H = ("h", "duration")
MW = ("MW", "power")
MWH = ("MWh", "energy")
EUR = ("Eur", "revenue")
EURMWH = ("Eur/MWh", "price")
DEGC = ("degC", "temperature")


does not separate unit from scale. Energy and power have "mega" baked in, for instance. A more general approach would offer

• time in units of years, months, weeks, days, hours, minutes, seconds, and SI fractions of seconds;
• SI multiples for power, energy and temperature; and perhaps
• Euros or cents (the accepted sub-unit for euros).
• That's a valid point! In this use-case, for energy trade, the units are always the ones mentioned here, and e.g. a GWh is thought of as 1000 MWh, not 1e9 Wh or 3.6e12 J. A more general application would take various prefixes into consideration. BTW: allowing time to be expressed in year, months, quarters or days is extremely tricky, as these do not have a fixed duration. Sep 15, 2021 at 7:33
• Of course time will be tricky, but will sometimes be necessary. You're working in the energy sector: what if you're asked how much energy was consumed over a billing period of one month? Sep 15, 2021 at 13:28
• My point was that, e.g. MWh/month is not a useful unit in and of itself. 720 MWh/month is an average rate of less than, more than, or exactly 1 MW, depending on the month, and therefore only makes sense if the actual month is added to the number. (For this exact use case I've created and added a .duration property to pandas DateatimeIndex and Timestamp objects, which uses the timestamp and its freq argument to find the timedelta in hours. Ah and don't tell me about periodindices. They don't work with DST 😅) Sep 15, 2021 at 22:06
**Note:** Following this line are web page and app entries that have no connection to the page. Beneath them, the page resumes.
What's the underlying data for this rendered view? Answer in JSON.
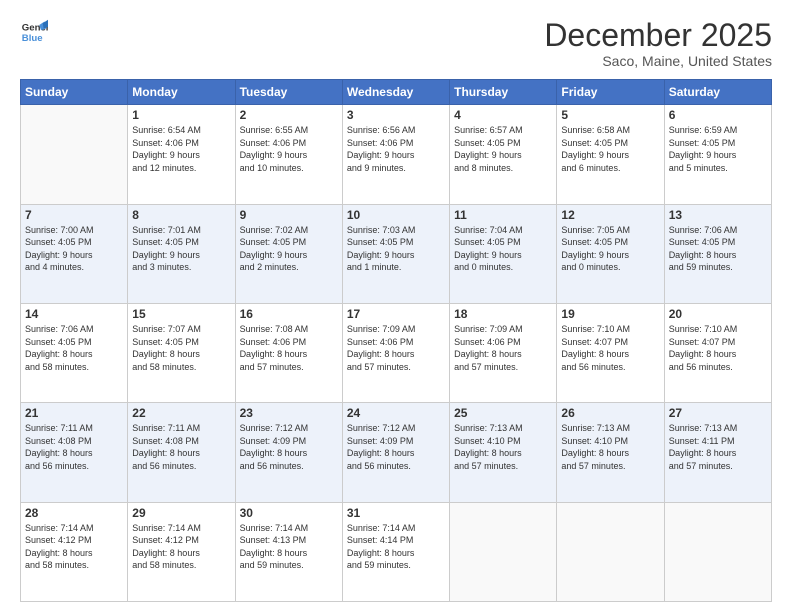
{
  "logo": {
    "line1": "General",
    "line2": "Blue"
  },
  "title": "December 2025",
  "location": "Saco, Maine, United States",
  "days_of_week": [
    "Sunday",
    "Monday",
    "Tuesday",
    "Wednesday",
    "Thursday",
    "Friday",
    "Saturday"
  ],
  "weeks": [
    [
      {
        "day": "",
        "info": ""
      },
      {
        "day": "1",
        "info": "Sunrise: 6:54 AM\nSunset: 4:06 PM\nDaylight: 9 hours\nand 12 minutes."
      },
      {
        "day": "2",
        "info": "Sunrise: 6:55 AM\nSunset: 4:06 PM\nDaylight: 9 hours\nand 10 minutes."
      },
      {
        "day": "3",
        "info": "Sunrise: 6:56 AM\nSunset: 4:06 PM\nDaylight: 9 hours\nand 9 minutes."
      },
      {
        "day": "4",
        "info": "Sunrise: 6:57 AM\nSunset: 4:05 PM\nDaylight: 9 hours\nand 8 minutes."
      },
      {
        "day": "5",
        "info": "Sunrise: 6:58 AM\nSunset: 4:05 PM\nDaylight: 9 hours\nand 6 minutes."
      },
      {
        "day": "6",
        "info": "Sunrise: 6:59 AM\nSunset: 4:05 PM\nDaylight: 9 hours\nand 5 minutes."
      }
    ],
    [
      {
        "day": "7",
        "info": "Sunrise: 7:00 AM\nSunset: 4:05 PM\nDaylight: 9 hours\nand 4 minutes."
      },
      {
        "day": "8",
        "info": "Sunrise: 7:01 AM\nSunset: 4:05 PM\nDaylight: 9 hours\nand 3 minutes."
      },
      {
        "day": "9",
        "info": "Sunrise: 7:02 AM\nSunset: 4:05 PM\nDaylight: 9 hours\nand 2 minutes."
      },
      {
        "day": "10",
        "info": "Sunrise: 7:03 AM\nSunset: 4:05 PM\nDaylight: 9 hours\nand 1 minute."
      },
      {
        "day": "11",
        "info": "Sunrise: 7:04 AM\nSunset: 4:05 PM\nDaylight: 9 hours\nand 0 minutes."
      },
      {
        "day": "12",
        "info": "Sunrise: 7:05 AM\nSunset: 4:05 PM\nDaylight: 9 hours\nand 0 minutes."
      },
      {
        "day": "13",
        "info": "Sunrise: 7:06 AM\nSunset: 4:05 PM\nDaylight: 8 hours\nand 59 minutes."
      }
    ],
    [
      {
        "day": "14",
        "info": "Sunrise: 7:06 AM\nSunset: 4:05 PM\nDaylight: 8 hours\nand 58 minutes."
      },
      {
        "day": "15",
        "info": "Sunrise: 7:07 AM\nSunset: 4:05 PM\nDaylight: 8 hours\nand 58 minutes."
      },
      {
        "day": "16",
        "info": "Sunrise: 7:08 AM\nSunset: 4:06 PM\nDaylight: 8 hours\nand 57 minutes."
      },
      {
        "day": "17",
        "info": "Sunrise: 7:09 AM\nSunset: 4:06 PM\nDaylight: 8 hours\nand 57 minutes."
      },
      {
        "day": "18",
        "info": "Sunrise: 7:09 AM\nSunset: 4:06 PM\nDaylight: 8 hours\nand 57 minutes."
      },
      {
        "day": "19",
        "info": "Sunrise: 7:10 AM\nSunset: 4:07 PM\nDaylight: 8 hours\nand 56 minutes."
      },
      {
        "day": "20",
        "info": "Sunrise: 7:10 AM\nSunset: 4:07 PM\nDaylight: 8 hours\nand 56 minutes."
      }
    ],
    [
      {
        "day": "21",
        "info": "Sunrise: 7:11 AM\nSunset: 4:08 PM\nDaylight: 8 hours\nand 56 minutes."
      },
      {
        "day": "22",
        "info": "Sunrise: 7:11 AM\nSunset: 4:08 PM\nDaylight: 8 hours\nand 56 minutes."
      },
      {
        "day": "23",
        "info": "Sunrise: 7:12 AM\nSunset: 4:09 PM\nDaylight: 8 hours\nand 56 minutes."
      },
      {
        "day": "24",
        "info": "Sunrise: 7:12 AM\nSunset: 4:09 PM\nDaylight: 8 hours\nand 56 minutes."
      },
      {
        "day": "25",
        "info": "Sunrise: 7:13 AM\nSunset: 4:10 PM\nDaylight: 8 hours\nand 57 minutes."
      },
      {
        "day": "26",
        "info": "Sunrise: 7:13 AM\nSunset: 4:10 PM\nDaylight: 8 hours\nand 57 minutes."
      },
      {
        "day": "27",
        "info": "Sunrise: 7:13 AM\nSunset: 4:11 PM\nDaylight: 8 hours\nand 57 minutes."
      }
    ],
    [
      {
        "day": "28",
        "info": "Sunrise: 7:14 AM\nSunset: 4:12 PM\nDaylight: 8 hours\nand 58 minutes."
      },
      {
        "day": "29",
        "info": "Sunrise: 7:14 AM\nSunset: 4:12 PM\nDaylight: 8 hours\nand 58 minutes."
      },
      {
        "day": "30",
        "info": "Sunrise: 7:14 AM\nSunset: 4:13 PM\nDaylight: 8 hours\nand 59 minutes."
      },
      {
        "day": "31",
        "info": "Sunrise: 7:14 AM\nSunset: 4:14 PM\nDaylight: 8 hours\nand 59 minutes."
      },
      {
        "day": "",
        "info": ""
      },
      {
        "day": "",
        "info": ""
      },
      {
        "day": "",
        "info": ""
      }
    ]
  ]
}
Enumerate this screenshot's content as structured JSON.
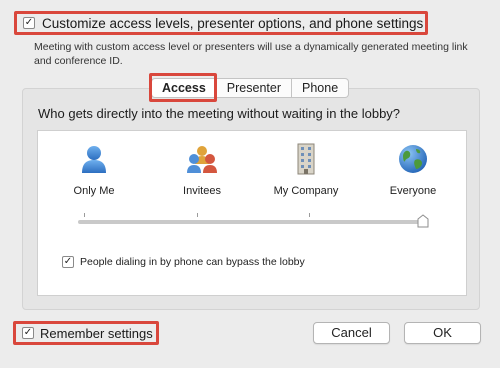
{
  "options": {
    "customize_label": "Customize access levels, presenter options, and phone settings",
    "customize_checked": true,
    "description": "Meeting with custom access level or presenters will use a dynamically generated meeting link and conference ID."
  },
  "tabs": [
    {
      "label": "Access",
      "active": true
    },
    {
      "label": "Presenter",
      "active": false
    },
    {
      "label": "Phone",
      "active": false
    }
  ],
  "access": {
    "question": "Who gets directly into the meeting without waiting in the lobby?",
    "levels": [
      {
        "label": "Only Me",
        "icon": "person-icon"
      },
      {
        "label": "Invitees",
        "icon": "group-icon"
      },
      {
        "label": "My Company",
        "icon": "building-icon"
      },
      {
        "label": "Everyone",
        "icon": "globe-icon"
      }
    ],
    "selected_level": "Everyone",
    "phone_bypass_label": "People dialing in by phone can bypass the lobby",
    "phone_bypass_checked": true
  },
  "footer": {
    "remember_label": "Remember settings",
    "remember_checked": true,
    "cancel_label": "Cancel",
    "ok_label": "OK"
  },
  "colors": {
    "highlight": "#d9473c",
    "accent": "#3b7fd1"
  }
}
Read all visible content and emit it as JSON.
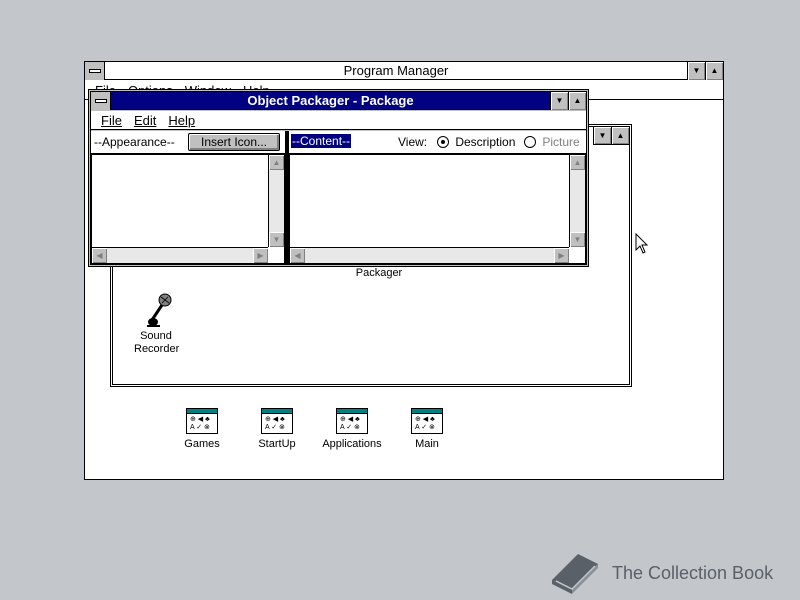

A small suggestion is to move the relations variable from the function calls to the class and make it static as well. As it will be creating the same variable every time you try to call the __mult__ or __truediv__ this might be overhead.

• Thanks for your comment @rishabh-deep-singh. Could you elaborate? My first question proposes using a @staticmethod def relations(): return ((. ,. ,. ),(., ., .)), but that too recreates the variable every time it's called. I suppose I could add @functools.lru_cache, but that's not what you mean, correct? Sep 13, 2021 at 7:11
• I think @Alex Waygood did a great job in this. Sep 13, 2021 at 16:01